** STORED DATA follows **

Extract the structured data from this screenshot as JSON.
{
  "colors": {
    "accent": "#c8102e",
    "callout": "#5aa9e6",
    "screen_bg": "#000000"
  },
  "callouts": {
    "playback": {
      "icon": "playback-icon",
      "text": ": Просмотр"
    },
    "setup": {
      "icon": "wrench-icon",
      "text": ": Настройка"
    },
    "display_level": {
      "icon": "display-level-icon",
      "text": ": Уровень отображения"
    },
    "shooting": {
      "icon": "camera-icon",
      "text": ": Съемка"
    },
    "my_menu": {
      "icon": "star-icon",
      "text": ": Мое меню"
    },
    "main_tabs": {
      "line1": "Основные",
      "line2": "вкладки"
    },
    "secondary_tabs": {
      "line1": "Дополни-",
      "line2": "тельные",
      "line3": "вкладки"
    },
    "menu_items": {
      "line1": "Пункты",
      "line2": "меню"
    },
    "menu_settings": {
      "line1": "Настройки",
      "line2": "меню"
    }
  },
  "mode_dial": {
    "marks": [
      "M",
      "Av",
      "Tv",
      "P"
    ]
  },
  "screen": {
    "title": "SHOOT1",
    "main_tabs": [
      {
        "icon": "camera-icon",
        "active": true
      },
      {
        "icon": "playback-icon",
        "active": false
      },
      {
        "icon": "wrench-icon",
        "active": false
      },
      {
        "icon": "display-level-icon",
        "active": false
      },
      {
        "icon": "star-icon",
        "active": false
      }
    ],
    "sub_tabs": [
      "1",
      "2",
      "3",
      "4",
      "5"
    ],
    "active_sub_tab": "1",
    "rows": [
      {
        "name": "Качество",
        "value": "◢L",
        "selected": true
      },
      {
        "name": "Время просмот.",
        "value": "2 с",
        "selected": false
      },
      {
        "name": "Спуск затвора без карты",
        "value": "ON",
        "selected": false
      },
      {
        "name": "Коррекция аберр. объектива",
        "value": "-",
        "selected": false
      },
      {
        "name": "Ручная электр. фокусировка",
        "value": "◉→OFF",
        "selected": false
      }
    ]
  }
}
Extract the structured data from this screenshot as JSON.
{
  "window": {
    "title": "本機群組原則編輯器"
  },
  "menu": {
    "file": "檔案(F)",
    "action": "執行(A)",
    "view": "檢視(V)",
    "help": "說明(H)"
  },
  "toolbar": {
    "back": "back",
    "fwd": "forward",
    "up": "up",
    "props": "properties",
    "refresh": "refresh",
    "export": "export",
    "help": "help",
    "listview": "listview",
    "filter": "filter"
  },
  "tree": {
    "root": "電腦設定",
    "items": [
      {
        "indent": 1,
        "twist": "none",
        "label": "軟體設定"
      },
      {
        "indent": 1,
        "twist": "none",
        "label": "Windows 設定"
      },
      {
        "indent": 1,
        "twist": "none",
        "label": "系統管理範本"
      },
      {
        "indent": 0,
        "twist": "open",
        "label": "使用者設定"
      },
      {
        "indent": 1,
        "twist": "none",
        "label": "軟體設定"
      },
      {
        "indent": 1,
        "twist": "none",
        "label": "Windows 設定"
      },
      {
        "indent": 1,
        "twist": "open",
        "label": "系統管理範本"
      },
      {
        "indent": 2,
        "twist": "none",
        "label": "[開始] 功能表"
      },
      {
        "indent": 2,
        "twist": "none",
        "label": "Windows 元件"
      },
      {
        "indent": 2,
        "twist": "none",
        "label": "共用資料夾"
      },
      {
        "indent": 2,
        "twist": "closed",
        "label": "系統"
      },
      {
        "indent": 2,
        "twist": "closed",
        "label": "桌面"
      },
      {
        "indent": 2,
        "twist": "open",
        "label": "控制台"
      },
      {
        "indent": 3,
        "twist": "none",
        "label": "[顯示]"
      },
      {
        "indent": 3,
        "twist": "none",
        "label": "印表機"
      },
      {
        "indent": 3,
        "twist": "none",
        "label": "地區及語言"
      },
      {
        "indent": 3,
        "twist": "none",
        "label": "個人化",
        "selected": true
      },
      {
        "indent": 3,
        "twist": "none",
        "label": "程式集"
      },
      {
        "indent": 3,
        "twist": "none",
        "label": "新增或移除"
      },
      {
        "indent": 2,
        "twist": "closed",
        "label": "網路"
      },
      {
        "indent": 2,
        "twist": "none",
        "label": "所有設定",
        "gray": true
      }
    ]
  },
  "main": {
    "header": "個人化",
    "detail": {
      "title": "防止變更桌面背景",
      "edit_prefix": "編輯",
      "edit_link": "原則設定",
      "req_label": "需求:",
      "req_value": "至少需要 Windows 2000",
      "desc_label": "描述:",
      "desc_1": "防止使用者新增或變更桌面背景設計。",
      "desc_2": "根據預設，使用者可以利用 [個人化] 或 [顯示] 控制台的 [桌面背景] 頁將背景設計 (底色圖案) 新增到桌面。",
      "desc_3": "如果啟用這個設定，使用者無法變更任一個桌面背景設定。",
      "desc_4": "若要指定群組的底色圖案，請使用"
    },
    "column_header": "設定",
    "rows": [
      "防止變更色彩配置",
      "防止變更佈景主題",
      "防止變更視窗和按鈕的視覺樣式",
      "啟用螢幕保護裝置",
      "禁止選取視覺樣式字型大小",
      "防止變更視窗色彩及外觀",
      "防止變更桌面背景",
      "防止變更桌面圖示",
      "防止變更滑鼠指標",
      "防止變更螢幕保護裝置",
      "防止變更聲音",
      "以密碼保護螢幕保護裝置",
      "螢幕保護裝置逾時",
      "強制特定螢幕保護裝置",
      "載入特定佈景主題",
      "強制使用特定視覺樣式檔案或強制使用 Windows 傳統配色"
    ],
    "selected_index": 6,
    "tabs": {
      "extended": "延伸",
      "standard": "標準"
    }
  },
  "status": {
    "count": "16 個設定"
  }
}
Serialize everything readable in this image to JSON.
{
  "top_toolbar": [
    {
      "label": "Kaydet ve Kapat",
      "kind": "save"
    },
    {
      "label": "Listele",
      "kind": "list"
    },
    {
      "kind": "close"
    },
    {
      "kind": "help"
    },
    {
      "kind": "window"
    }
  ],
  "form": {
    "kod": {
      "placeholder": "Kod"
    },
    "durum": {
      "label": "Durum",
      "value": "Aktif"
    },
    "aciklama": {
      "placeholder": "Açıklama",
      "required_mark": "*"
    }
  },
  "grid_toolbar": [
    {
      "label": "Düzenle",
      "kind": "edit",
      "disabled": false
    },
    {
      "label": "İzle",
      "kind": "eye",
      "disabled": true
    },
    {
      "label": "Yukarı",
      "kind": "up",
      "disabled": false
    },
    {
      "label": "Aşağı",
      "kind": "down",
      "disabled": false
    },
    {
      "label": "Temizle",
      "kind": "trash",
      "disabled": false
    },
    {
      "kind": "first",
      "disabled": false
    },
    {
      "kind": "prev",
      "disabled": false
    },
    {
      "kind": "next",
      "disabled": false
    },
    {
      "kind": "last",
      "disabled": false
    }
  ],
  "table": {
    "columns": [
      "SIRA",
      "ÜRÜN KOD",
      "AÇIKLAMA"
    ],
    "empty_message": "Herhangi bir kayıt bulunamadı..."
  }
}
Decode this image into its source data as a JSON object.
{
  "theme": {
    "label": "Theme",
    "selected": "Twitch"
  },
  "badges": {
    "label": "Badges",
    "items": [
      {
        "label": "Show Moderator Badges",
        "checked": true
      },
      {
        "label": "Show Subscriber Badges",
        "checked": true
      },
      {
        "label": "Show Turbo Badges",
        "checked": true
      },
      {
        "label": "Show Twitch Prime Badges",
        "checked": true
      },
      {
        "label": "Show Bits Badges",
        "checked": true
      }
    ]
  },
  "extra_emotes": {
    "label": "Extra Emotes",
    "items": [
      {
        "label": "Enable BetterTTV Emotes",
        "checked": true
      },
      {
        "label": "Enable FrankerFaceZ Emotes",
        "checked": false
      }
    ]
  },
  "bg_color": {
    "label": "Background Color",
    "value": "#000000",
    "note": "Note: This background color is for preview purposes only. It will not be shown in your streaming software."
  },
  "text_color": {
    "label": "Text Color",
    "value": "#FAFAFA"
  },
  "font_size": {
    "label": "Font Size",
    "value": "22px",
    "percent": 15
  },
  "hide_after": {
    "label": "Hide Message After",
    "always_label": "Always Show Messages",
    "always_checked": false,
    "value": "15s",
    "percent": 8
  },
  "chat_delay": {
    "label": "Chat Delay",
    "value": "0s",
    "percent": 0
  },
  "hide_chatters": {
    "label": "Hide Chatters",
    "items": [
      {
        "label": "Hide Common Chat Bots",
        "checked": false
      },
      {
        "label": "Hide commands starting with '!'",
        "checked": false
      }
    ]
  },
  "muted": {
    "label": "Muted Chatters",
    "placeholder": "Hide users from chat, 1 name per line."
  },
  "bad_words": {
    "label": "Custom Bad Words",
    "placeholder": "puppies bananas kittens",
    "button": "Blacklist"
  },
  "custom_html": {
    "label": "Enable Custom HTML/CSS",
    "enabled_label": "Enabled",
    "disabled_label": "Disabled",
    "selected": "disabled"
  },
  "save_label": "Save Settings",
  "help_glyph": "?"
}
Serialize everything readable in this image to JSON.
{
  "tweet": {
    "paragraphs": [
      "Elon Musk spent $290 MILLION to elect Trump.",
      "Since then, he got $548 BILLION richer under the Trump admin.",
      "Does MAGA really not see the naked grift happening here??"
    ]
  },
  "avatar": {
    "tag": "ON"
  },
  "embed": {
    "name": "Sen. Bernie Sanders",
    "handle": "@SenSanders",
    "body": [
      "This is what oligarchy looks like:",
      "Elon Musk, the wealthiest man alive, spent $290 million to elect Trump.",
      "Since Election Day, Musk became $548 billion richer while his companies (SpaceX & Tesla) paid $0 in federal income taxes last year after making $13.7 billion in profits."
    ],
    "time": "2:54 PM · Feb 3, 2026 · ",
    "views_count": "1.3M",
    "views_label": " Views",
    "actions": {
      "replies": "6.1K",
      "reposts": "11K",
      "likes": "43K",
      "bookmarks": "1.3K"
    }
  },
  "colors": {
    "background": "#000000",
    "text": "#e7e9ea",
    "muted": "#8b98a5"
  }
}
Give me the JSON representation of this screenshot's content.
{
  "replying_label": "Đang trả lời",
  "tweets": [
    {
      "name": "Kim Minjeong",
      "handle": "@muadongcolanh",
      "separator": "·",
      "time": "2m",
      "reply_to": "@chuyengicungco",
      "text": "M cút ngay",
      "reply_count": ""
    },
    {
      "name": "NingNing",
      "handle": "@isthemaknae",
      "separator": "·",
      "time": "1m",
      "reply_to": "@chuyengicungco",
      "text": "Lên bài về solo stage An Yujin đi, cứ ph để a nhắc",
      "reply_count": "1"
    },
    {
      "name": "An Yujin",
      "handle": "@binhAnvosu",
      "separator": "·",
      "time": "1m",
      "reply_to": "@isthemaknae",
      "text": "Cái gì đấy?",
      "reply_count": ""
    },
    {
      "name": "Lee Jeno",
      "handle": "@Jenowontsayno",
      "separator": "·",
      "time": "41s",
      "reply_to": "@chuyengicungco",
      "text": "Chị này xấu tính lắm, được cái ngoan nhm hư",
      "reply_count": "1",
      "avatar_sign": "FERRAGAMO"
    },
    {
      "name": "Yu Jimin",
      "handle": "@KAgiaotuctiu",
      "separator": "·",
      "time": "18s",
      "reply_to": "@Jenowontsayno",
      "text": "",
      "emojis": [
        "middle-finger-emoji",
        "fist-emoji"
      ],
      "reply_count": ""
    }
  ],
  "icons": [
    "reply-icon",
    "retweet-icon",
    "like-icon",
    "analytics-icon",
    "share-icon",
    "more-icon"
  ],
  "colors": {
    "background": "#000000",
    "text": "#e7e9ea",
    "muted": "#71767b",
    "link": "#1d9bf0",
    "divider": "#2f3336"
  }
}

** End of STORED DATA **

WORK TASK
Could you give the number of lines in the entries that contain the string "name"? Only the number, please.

REPLY
12